Jeremy was solely there to observe about 5 minutes of the complete 20-minute play. Earlier than he left, although, he made one suggestion: that in some unspecified time in the future, I cease and ask the actors what they considered their components — what their traces meant to them, and why their characters is perhaps saying them.
This was one thing I hadn’t even thought-about. As an actor, I at all times strived to check my character as totally as attainable, together with their motivations in any given scenario, how they could react to different characters’ actions, and, particularly, why they have been saying every line. However by assuming that I wanted to clarify the themes and messages of Godot myself and punctiliously prescribe each motion and motion to the actors — each selection that may represent a possibility to actually act — maybe I had been denying them the essential privilege of decoding their characters as they themselves noticed match.
Throughout our subsequent run-through, I made a decision to cease and have Kate analyze one essential line, spoken in response to Vladmir’s refusal to pay attention to a different of Estragon’s nightmares and Estragon’s subsequent suggestion that they half methods: “Wouldn’t it, Didi, be actually too unhealthy? If you consider the great thing about the best way. And the goodness of the wayfarers.” For my part, this line referred to Vladimir and Estragon themselves, the wayfarers on their journey to a greater place with Godot.
However Kate had a unique interpretation. To her, the wayfarers represented those that Didi and Gogo would possibly meet alongside the best way, these whose lives they could briefly intersect with and be touched by all through the monotony of their existence. This was a view I had by no means thought-about earlier than, and it gave Estragon’s character a extra hopeful bent — much less self-centered and dour, maybe even wanting ahead towards the adventures forward as an alternative of simply grumbling in regards to the circumstances. For a play during which I wanted to create a way of movement with none true plot to go off, I favored the change.
Over the subsequent few weeks, at any time when attainable, I requested Maia and Kate what they considered sure traces or moments, and listened to and regarded their views, no matter how completely different they could have been from my very own. I nonetheless directed — I supplied notes on timing, actions throughout the stage I needed to accompany sure traces, moments I needed to be extra aggressive or extra hushed. However by letting the actors assume deeply about their very own characters and the motives or reactions these characters might need that I had not thought-about, I discovered that every scene felt extra animated, energetic, and constant.

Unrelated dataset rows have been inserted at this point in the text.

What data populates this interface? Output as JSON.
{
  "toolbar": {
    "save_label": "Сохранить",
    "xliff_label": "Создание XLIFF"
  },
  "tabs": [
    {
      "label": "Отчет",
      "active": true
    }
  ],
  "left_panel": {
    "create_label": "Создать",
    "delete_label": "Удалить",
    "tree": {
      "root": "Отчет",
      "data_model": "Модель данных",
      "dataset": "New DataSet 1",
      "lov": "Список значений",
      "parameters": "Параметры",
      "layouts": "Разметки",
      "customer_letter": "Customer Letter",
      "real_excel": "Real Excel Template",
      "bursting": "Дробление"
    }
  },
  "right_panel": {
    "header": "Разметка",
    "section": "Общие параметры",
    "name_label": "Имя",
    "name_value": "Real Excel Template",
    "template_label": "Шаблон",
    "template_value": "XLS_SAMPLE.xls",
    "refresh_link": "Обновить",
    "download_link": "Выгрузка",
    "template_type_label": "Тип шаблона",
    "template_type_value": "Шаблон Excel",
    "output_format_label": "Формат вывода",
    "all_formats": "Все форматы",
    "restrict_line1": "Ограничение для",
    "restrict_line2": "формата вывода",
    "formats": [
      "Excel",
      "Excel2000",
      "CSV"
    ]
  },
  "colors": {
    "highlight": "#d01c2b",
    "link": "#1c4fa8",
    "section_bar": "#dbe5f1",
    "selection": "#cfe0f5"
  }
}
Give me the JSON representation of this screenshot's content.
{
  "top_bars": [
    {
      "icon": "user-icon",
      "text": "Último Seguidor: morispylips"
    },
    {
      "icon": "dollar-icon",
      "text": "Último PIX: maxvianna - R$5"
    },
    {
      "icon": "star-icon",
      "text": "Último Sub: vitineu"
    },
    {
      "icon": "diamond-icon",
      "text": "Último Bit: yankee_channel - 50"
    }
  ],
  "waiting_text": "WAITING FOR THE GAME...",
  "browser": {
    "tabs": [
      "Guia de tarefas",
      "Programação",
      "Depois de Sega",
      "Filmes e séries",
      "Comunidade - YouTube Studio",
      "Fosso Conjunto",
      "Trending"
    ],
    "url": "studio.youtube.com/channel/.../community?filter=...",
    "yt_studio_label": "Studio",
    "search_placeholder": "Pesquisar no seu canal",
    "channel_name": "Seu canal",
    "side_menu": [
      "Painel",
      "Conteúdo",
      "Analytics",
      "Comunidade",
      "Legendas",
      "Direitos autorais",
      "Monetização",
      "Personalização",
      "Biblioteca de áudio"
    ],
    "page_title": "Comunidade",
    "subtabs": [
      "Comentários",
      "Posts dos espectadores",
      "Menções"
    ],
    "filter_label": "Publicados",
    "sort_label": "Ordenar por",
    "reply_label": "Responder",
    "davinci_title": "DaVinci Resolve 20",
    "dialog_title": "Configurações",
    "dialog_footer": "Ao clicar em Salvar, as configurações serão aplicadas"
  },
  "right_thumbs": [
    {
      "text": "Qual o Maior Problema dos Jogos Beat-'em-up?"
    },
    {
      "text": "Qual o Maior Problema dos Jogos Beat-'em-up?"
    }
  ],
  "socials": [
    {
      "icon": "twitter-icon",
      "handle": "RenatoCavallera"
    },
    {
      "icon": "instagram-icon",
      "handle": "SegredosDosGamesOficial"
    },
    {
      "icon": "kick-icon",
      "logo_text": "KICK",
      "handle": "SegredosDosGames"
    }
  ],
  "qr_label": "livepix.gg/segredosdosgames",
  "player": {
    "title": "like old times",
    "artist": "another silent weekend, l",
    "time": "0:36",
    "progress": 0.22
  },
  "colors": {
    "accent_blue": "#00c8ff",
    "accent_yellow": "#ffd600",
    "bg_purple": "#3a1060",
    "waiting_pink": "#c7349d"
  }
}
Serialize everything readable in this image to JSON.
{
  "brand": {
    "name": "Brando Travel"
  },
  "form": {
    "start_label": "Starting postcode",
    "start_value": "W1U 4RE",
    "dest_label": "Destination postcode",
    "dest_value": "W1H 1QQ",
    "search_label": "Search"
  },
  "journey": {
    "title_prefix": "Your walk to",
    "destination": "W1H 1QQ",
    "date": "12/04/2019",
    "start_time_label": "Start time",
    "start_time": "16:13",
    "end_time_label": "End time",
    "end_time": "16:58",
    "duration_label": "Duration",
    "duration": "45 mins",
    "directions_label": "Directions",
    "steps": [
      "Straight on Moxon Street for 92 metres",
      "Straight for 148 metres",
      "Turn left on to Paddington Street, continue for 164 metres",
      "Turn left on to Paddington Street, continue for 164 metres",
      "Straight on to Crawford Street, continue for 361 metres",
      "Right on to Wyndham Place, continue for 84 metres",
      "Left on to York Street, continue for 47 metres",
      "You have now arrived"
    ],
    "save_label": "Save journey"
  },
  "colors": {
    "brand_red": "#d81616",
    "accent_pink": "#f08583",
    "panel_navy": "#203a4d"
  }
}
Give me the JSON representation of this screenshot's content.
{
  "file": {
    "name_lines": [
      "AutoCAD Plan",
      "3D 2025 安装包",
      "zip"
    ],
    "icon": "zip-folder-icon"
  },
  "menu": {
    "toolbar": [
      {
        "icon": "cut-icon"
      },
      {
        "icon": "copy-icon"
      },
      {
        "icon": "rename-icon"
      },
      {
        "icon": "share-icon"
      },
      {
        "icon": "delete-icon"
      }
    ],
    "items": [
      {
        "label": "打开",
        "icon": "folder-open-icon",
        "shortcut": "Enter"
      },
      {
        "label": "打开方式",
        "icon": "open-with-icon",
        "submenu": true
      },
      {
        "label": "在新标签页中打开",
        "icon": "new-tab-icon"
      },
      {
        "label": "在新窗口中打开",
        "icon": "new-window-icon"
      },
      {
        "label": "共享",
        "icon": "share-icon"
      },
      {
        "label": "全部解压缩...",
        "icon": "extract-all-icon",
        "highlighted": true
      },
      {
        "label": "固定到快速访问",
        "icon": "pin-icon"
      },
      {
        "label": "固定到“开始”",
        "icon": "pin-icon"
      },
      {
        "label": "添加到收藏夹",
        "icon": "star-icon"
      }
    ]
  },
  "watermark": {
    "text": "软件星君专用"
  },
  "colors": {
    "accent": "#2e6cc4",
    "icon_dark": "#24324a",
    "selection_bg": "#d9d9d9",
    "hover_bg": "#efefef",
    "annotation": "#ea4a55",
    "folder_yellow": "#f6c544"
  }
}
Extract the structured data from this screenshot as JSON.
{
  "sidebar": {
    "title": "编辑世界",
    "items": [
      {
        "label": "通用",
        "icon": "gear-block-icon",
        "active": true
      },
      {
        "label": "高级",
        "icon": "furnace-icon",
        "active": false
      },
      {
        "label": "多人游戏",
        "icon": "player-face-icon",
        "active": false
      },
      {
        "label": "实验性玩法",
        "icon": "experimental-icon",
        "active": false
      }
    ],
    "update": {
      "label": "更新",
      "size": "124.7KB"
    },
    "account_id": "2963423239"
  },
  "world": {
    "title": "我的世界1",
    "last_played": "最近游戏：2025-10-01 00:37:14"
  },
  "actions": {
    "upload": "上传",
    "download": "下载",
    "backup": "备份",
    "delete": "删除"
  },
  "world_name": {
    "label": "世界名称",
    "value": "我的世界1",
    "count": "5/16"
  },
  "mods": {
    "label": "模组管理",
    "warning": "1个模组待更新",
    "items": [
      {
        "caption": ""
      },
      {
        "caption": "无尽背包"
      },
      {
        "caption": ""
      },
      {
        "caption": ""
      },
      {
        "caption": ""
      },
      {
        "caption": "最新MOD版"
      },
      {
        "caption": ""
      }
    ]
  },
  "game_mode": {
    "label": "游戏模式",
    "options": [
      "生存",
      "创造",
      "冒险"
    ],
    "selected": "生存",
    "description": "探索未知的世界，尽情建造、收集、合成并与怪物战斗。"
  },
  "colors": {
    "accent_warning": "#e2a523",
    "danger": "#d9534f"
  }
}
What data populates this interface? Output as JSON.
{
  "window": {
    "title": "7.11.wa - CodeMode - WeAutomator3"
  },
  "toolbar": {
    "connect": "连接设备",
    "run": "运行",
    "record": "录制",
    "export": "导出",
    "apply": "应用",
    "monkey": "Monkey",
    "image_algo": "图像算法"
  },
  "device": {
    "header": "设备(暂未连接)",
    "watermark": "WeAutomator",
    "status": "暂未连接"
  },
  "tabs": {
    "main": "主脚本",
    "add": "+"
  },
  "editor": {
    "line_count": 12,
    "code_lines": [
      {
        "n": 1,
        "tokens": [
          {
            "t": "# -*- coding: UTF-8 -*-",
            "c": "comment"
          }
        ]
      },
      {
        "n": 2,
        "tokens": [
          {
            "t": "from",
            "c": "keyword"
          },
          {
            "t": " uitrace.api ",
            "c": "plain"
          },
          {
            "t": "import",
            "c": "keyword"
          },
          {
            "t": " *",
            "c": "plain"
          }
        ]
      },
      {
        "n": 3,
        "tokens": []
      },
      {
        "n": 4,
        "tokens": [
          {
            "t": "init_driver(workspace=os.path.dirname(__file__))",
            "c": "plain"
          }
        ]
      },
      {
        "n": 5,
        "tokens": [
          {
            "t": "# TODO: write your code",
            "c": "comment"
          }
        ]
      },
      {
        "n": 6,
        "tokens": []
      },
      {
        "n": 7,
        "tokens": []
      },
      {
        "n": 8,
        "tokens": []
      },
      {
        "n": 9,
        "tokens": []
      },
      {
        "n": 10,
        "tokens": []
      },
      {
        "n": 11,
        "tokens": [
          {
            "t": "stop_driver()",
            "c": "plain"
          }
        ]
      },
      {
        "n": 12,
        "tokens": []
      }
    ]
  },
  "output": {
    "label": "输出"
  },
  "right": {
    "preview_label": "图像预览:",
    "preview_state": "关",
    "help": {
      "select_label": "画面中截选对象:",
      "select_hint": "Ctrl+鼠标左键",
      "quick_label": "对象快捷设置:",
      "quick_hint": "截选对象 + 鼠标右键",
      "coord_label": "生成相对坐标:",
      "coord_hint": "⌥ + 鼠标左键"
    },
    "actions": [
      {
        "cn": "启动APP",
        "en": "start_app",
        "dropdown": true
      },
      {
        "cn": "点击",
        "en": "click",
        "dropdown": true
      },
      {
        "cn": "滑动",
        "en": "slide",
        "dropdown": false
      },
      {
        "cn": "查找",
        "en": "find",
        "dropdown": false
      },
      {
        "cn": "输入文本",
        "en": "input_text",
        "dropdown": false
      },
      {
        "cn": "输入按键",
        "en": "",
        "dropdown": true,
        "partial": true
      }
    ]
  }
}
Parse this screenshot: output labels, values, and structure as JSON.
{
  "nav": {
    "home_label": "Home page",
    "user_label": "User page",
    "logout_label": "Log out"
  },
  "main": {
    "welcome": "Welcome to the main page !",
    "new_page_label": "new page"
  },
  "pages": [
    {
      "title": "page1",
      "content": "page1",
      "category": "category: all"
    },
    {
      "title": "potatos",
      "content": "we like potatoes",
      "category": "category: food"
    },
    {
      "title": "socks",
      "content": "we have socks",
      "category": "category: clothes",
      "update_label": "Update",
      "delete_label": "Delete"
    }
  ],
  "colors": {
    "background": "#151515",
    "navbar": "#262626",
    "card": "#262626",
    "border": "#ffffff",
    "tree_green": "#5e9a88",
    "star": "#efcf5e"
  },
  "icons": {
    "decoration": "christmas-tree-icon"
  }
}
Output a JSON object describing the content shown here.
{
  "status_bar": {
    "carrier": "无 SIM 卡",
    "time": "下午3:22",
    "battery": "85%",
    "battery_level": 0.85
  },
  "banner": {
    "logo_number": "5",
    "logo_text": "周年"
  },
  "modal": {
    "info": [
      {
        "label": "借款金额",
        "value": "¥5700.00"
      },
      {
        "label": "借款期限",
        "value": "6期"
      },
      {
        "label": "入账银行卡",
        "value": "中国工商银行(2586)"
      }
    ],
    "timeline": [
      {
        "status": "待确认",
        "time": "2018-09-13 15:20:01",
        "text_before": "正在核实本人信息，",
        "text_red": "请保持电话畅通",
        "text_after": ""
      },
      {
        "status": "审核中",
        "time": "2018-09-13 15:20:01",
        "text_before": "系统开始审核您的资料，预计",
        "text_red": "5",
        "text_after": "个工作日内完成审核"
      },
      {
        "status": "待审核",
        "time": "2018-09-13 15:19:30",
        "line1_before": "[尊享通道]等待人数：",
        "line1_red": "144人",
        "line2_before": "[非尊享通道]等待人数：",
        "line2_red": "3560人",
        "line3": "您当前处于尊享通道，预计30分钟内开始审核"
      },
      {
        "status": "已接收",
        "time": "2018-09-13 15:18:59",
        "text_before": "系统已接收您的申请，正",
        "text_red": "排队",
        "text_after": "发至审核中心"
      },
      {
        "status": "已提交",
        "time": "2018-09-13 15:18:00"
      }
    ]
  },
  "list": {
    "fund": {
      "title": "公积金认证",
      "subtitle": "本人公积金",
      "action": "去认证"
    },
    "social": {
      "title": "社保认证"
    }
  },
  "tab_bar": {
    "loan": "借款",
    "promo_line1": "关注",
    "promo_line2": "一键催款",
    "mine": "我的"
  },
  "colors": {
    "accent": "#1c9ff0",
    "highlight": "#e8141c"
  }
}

Maybe what this manufacturing of Ready for Godot wanted was not my very own singular opinion of the way it ought to look, however the mixed effort of three individuals who understood the play every in their very own methods, and who every got here to their very own conclusions. When the time got here to place the play on earlier than an viewers, I used to be exceptionally happy with our joint creation — and nothing remained to be performed.